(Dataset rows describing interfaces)
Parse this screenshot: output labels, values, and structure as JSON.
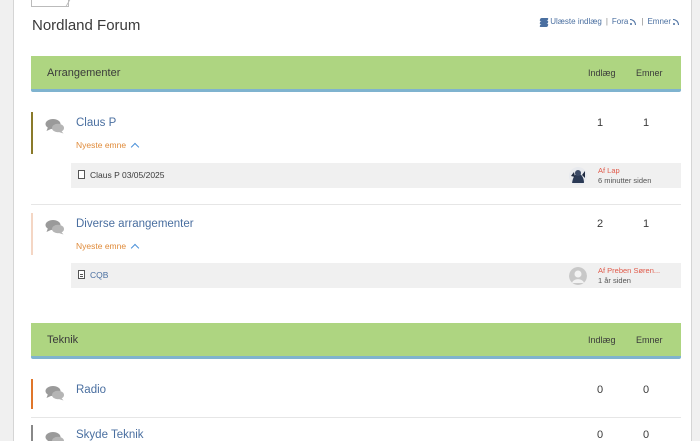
{
  "header": {
    "title": "Nordland Forum",
    "links": {
      "unread": "Ulæste indlæg",
      "sep1": "|",
      "fora": "Fora",
      "sep2": "|",
      "emner": "Emner"
    }
  },
  "colors": {
    "category_header": "#aed581",
    "category_underline": "#7fb3cf",
    "link": "#4a6fa0",
    "newest": "#e08b3a",
    "author": "#e05a4a"
  },
  "categories": [
    {
      "name": "Arrangementer",
      "col_posts": "Indlæg",
      "col_topics": "Emner",
      "forums": [
        {
          "name": "Claus P",
          "posts": "1",
          "topics": "1",
          "bar_color": "#8a7a2a",
          "newest_label": "Nyeste emne",
          "latest": {
            "topic": "Claus P 03/05/2025",
            "by": "Af Lap",
            "when": "6 minutter siden",
            "avatar": "photo"
          }
        },
        {
          "name": "Diverse arrangementer",
          "posts": "2",
          "topics": "1",
          "bar_color": "#f4d6c4",
          "newest_label": "Nyeste emne",
          "latest": {
            "topic": "CQB",
            "by": "Af Preben Søren...",
            "when": "1 år siden",
            "avatar": "default"
          }
        }
      ]
    },
    {
      "name": "Teknik",
      "col_posts": "Indlæg",
      "col_topics": "Emner",
      "forums": [
        {
          "name": "Radio",
          "posts": "0",
          "topics": "0",
          "bar_color": "#e0762a"
        },
        {
          "name": "Skyde Teknik",
          "posts": "0",
          "topics": "0",
          "bar_color": "#888888"
        }
      ]
    }
  ]
}
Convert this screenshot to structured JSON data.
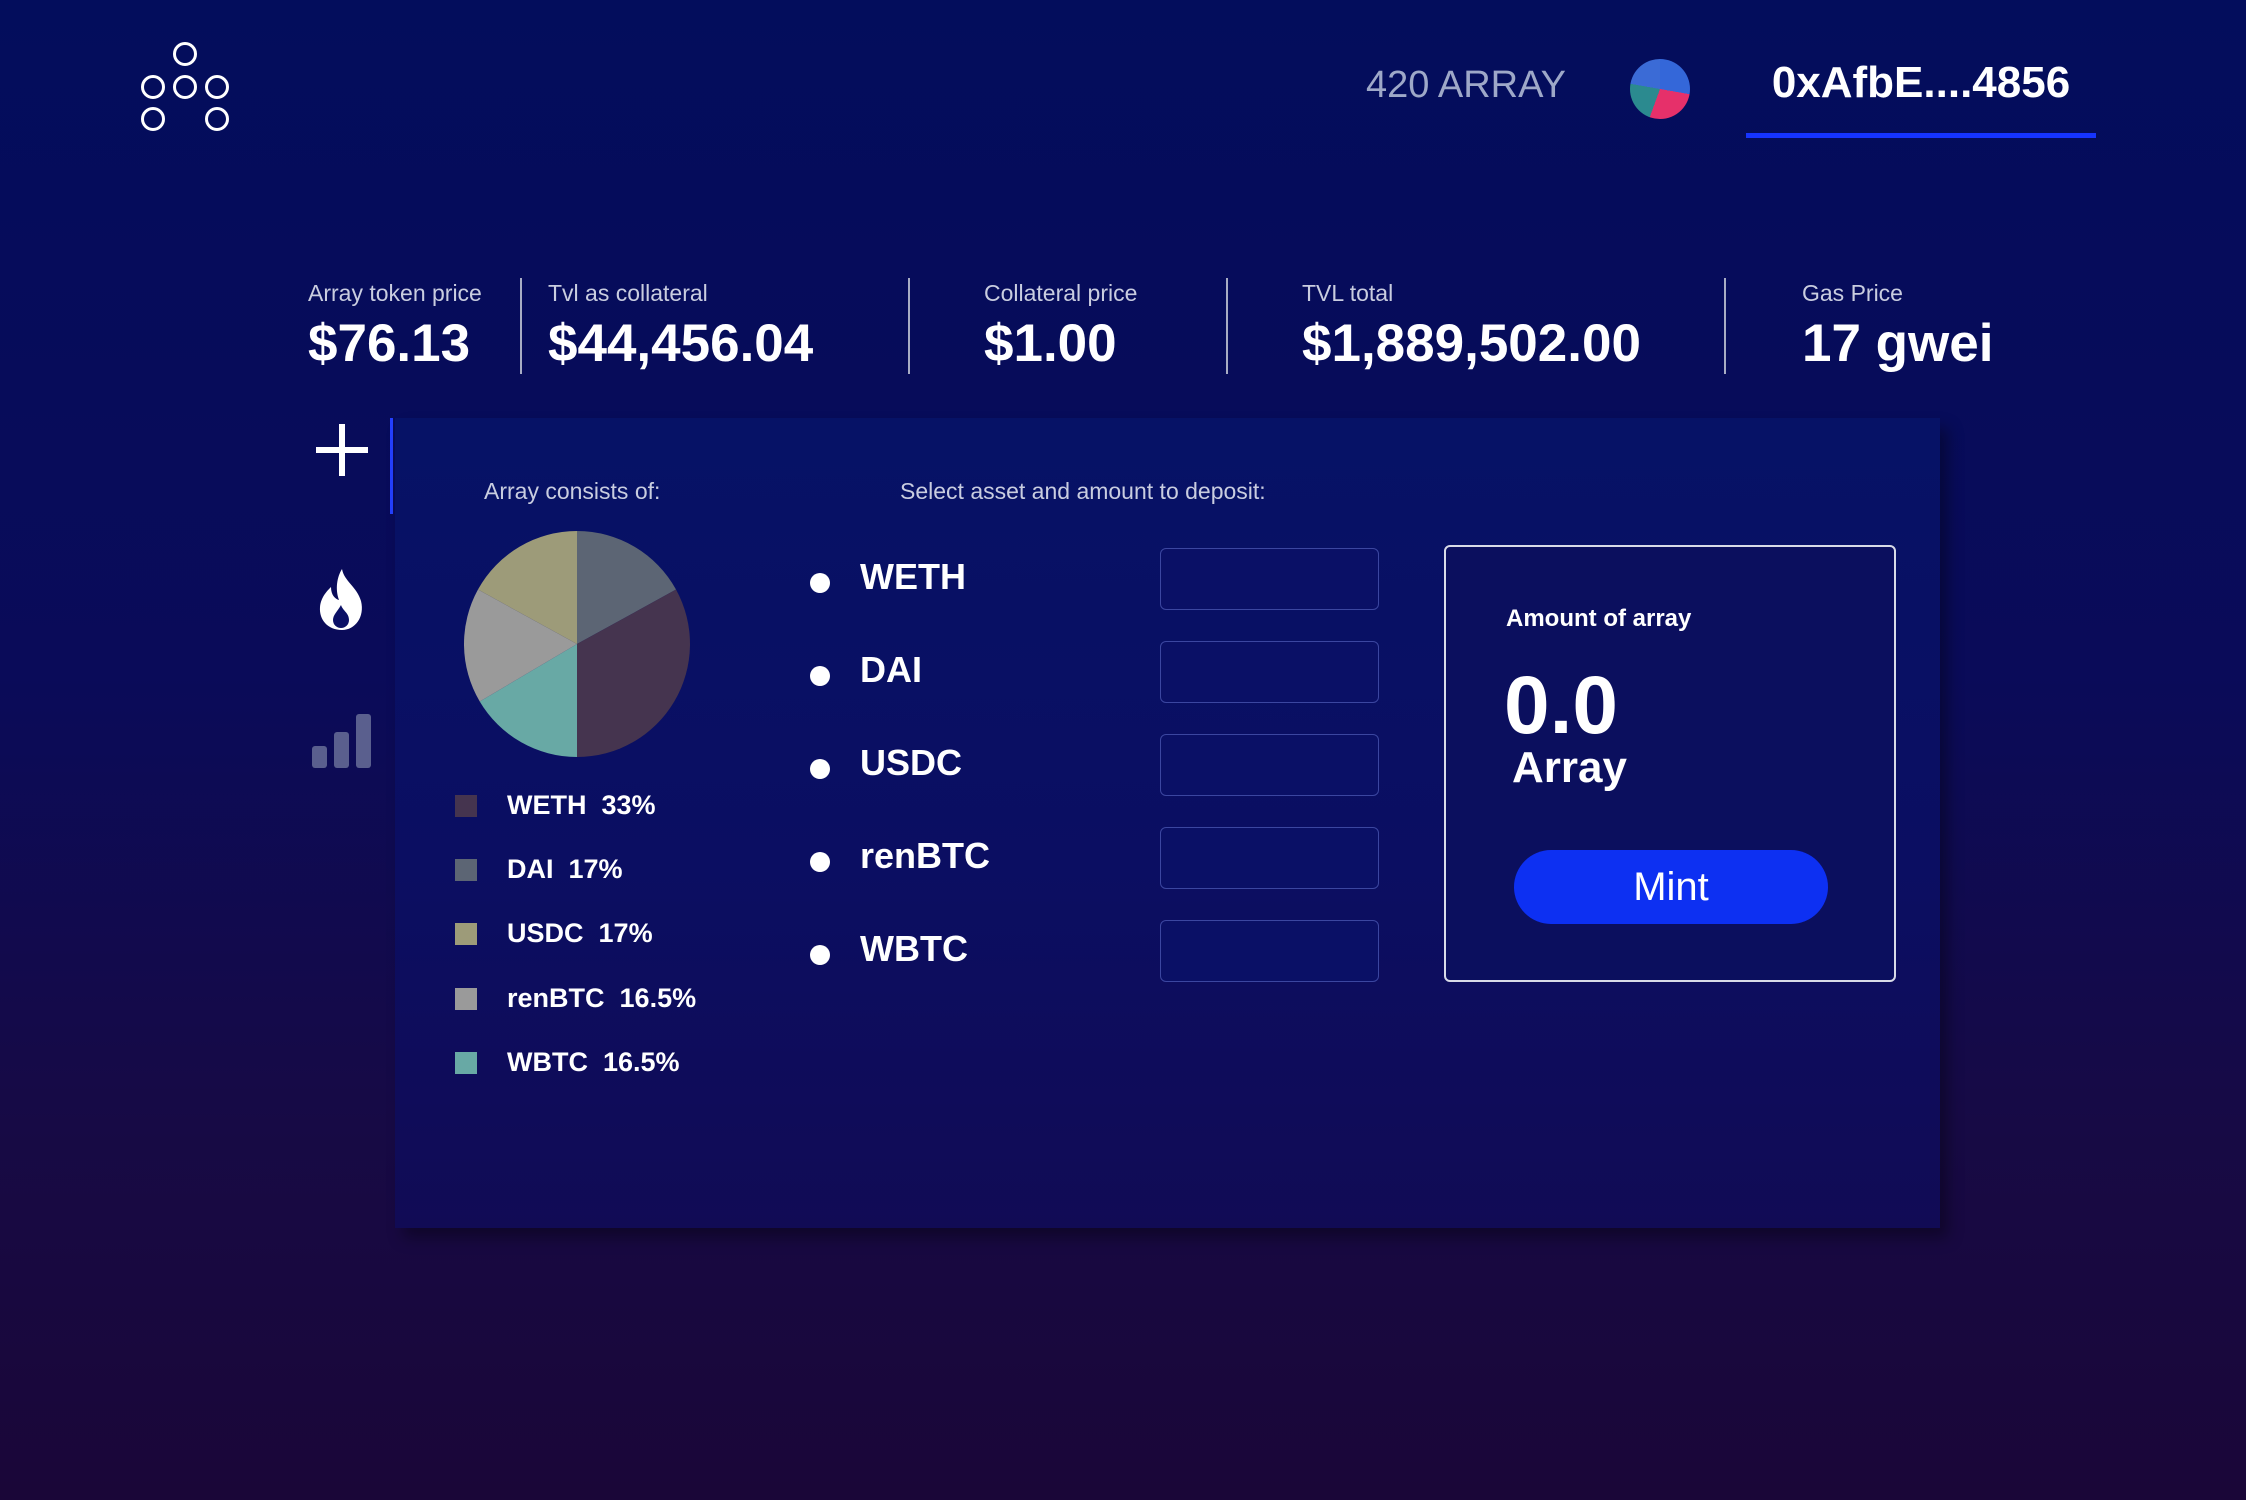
{
  "header": {
    "balance": "420 ARRAY",
    "address": "0xAfbE....4856"
  },
  "stats": [
    {
      "label": "Array token price",
      "value": "$76.13"
    },
    {
      "label": "Tvl as collateral",
      "value": "$44,456.04"
    },
    {
      "label": "Collateral price",
      "value": "$1.00"
    },
    {
      "label": "TVL total",
      "value": "$1,889,502.00"
    },
    {
      "label": "Gas Price",
      "value": "17 gwei"
    }
  ],
  "sidebar": {
    "items": [
      {
        "icon": "plus-icon",
        "active": true
      },
      {
        "icon": "fire-icon",
        "active": false
      },
      {
        "icon": "bar-chart-icon",
        "active": false
      }
    ]
  },
  "composition": {
    "label": "Array consists of:",
    "items": [
      {
        "name": "WETH",
        "percent": "33%",
        "value": 33,
        "color": "#45344f"
      },
      {
        "name": "DAI",
        "percent": "17%",
        "value": 17,
        "color": "#5c6574"
      },
      {
        "name": "USDC",
        "percent": "17%",
        "value": 17,
        "color": "#9d9b79"
      },
      {
        "name": "renBTC",
        "percent": "16.5%",
        "value": 16.5,
        "color": "#9a9a9a"
      },
      {
        "name": "WBTC",
        "percent": "16.5%",
        "value": 16.5,
        "color": "#68a9a5"
      }
    ]
  },
  "deposit": {
    "label": "Select asset and amount to deposit:",
    "assets": [
      {
        "name": "WETH",
        "value": ""
      },
      {
        "name": "DAI",
        "value": ""
      },
      {
        "name": "USDC",
        "value": ""
      },
      {
        "name": "renBTC",
        "value": ""
      },
      {
        "name": "WBTC",
        "value": ""
      }
    ]
  },
  "mint": {
    "title": "Amount of array",
    "amount": "0.0",
    "unit": "Array",
    "button_label": "Mint"
  },
  "colors": {
    "accent": "#0d30f2",
    "background": "#030d5c"
  }
}
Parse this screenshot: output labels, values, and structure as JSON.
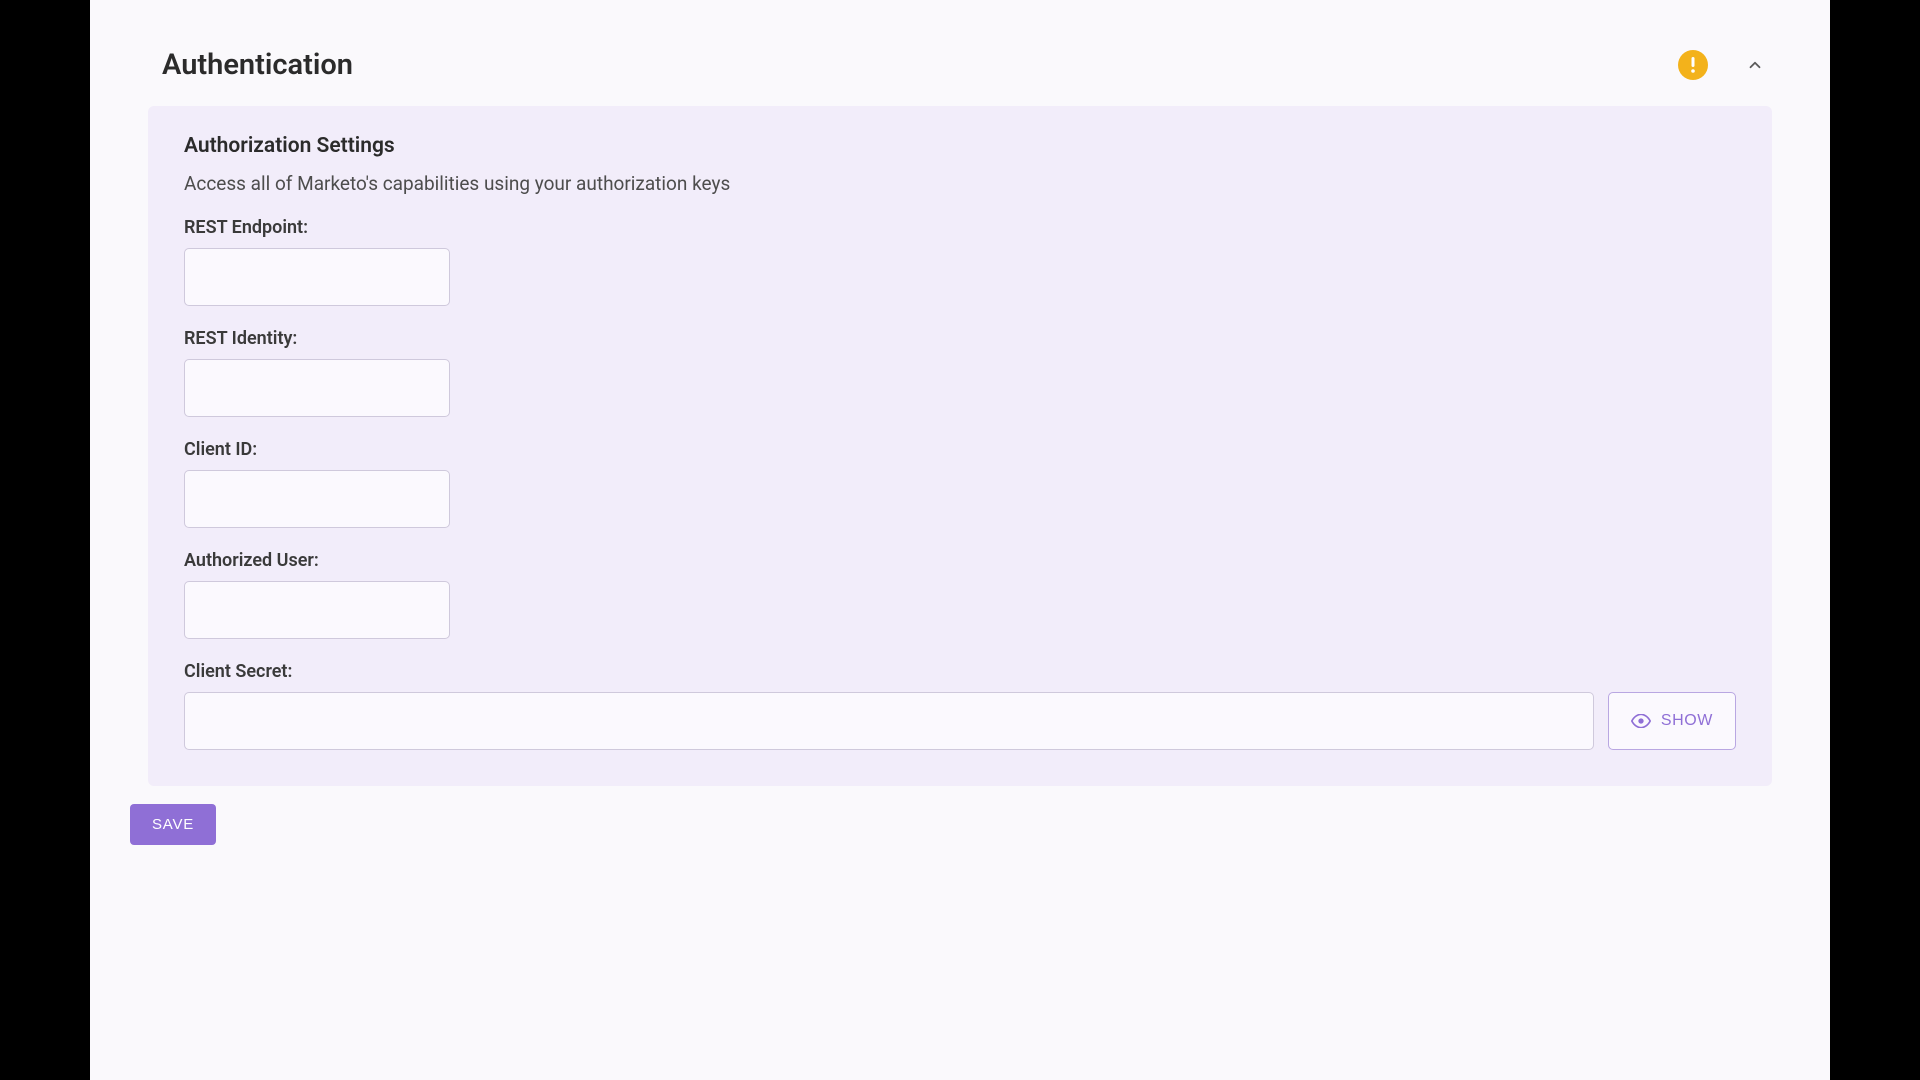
{
  "panel": {
    "title": "Authentication"
  },
  "card": {
    "title": "Authorization Settings",
    "subtitle": "Access all of Marketo's capabilities using your authorization keys"
  },
  "fields": {
    "rest_endpoint": {
      "label": "REST Endpoint:",
      "value": ""
    },
    "rest_identity": {
      "label": "REST Identity:",
      "value": ""
    },
    "client_id": {
      "label": "Client ID:",
      "value": ""
    },
    "authorized_user": {
      "label": "Authorized User:",
      "value": ""
    },
    "client_secret": {
      "label": "Client Secret:",
      "value": ""
    }
  },
  "buttons": {
    "show": "SHOW",
    "save": "SAVE"
  }
}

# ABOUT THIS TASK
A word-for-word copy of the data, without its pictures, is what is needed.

# FINAL ANSWER
Parse this screenshot: output labels, values, and structure as JSON.
{
  "header": {
    "title": "Nordland Forum",
    "links": {
      "unread": "Ulæste indlæg",
      "sep1": "|",
      "fora": "Fora",
      "sep2": "|",
      "emner": "Emner"
    }
  },
  "colors": {
    "category_header": "#aed581",
    "category_underline": "#7fb3cf",
    "link": "#4a6fa0",
    "newest": "#e08b3a",
    "author": "#e05a4a"
  },
  "categories": [
    {
      "name": "Arrangementer",
      "col_posts": "Indlæg",
      "col_topics": "Emner",
      "forums": [
        {
          "name": "Claus P",
          "posts": "1",
          "topics": "1",
          "bar_color": "#8a7a2a",
          "newest_label": "Nyeste emne",
          "latest": {
            "topic": "Claus P 03/05/2025",
            "by": "Af Lap",
            "when": "6 minutter siden",
            "avatar": "photo"
          }
        },
        {
          "name": "Diverse arrangementer",
          "posts": "2",
          "topics": "1",
          "bar_color": "#f4d6c4",
          "newest_label": "Nyeste emne",
          "latest": {
            "topic": "CQB",
            "by": "Af Preben Søren...",
            "when": "1 år siden",
            "avatar": "default"
          }
        }
      ]
    },
    {
      "name": "Teknik",
      "col_posts": "Indlæg",
      "col_topics": "Emner",
      "forums": [
        {
          "name": "Radio",
          "posts": "0",
          "topics": "0",
          "bar_color": "#e0762a"
        },
        {
          "name": "Skyde Teknik",
          "posts": "0",
          "topics": "0",
          "bar_color": "#888888"
        }
      ]
    }
  ]
}
Convert this screenshot to structured JSON data.
{
  "header": {
    "balance": "420 ARRAY",
    "address": "0xAfbE....4856"
  },
  "stats": [
    {
      "label": "Array token price",
      "value": "$76.13"
    },
    {
      "label": "Tvl as collateral",
      "value": "$44,456.04"
    },
    {
      "label": "Collateral price",
      "value": "$1.00"
    },
    {
      "label": "TVL total",
      "value": "$1,889,502.00"
    },
    {
      "label": "Gas Price",
      "value": "17 gwei"
    }
  ],
  "sidebar": {
    "items": [
      {
        "icon": "plus-icon",
        "active": true
      },
      {
        "icon": "fire-icon",
        "active": false
      },
      {
        "icon": "bar-chart-icon",
        "active": false
      }
    ]
  },
  "composition": {
    "label": "Array consists of:",
    "items": [
      {
        "name": "WETH",
        "percent": "33%",
        "value": 33,
        "color": "#45344f"
      },
      {
        "name": "DAI",
        "percent": "17%",
        "value": 17,
        "color": "#5c6574"
      },
      {
        "name": "USDC",
        "percent": "17%",
        "value": 17,
        "color": "#9d9b79"
      },
      {
        "name": "renBTC",
        "percent": "16.5%",
        "value": 16.5,
        "color": "#9a9a9a"
      },
      {
        "name": "WBTC",
        "percent": "16.5%",
        "value": 16.5,
        "color": "#68a9a5"
      }
    ]
  },
  "deposit": {
    "label": "Select asset and amount to deposit:",
    "assets": [
      {
        "name": "WETH",
        "value": ""
      },
      {
        "name": "DAI",
        "value": ""
      },
      {
        "name": "USDC",
        "value": ""
      },
      {
        "name": "renBTC",
        "value": ""
      },
      {
        "name": "WBTC",
        "value": ""
      }
    ]
  },
  "mint": {
    "title": "Amount of array",
    "amount": "0.0",
    "unit": "Array",
    "button_label": "Mint"
  },
  "colors": {
    "accent": "#0d30f2",
    "background": "#030d5c"
  }
}
Parse this screenshot: output labels, values, and structure as JSON.
{
  "panel": {
    "title": "Authentication"
  },
  "card": {
    "title": "Authorization Settings",
    "subtitle": "Access all of Marketo's capabilities using your authorization keys"
  },
  "fields": {
    "rest_endpoint": {
      "label": "REST Endpoint:",
      "value": ""
    },
    "rest_identity": {
      "label": "REST Identity:",
      "value": ""
    },
    "client_id": {
      "label": "Client ID:",
      "value": ""
    },
    "authorized_user": {
      "label": "Authorized User:",
      "value": ""
    },
    "client_secret": {
      "label": "Client Secret:",
      "value": ""
    }
  },
  "buttons": {
    "show": "SHOW",
    "save": "SAVE"
  }
}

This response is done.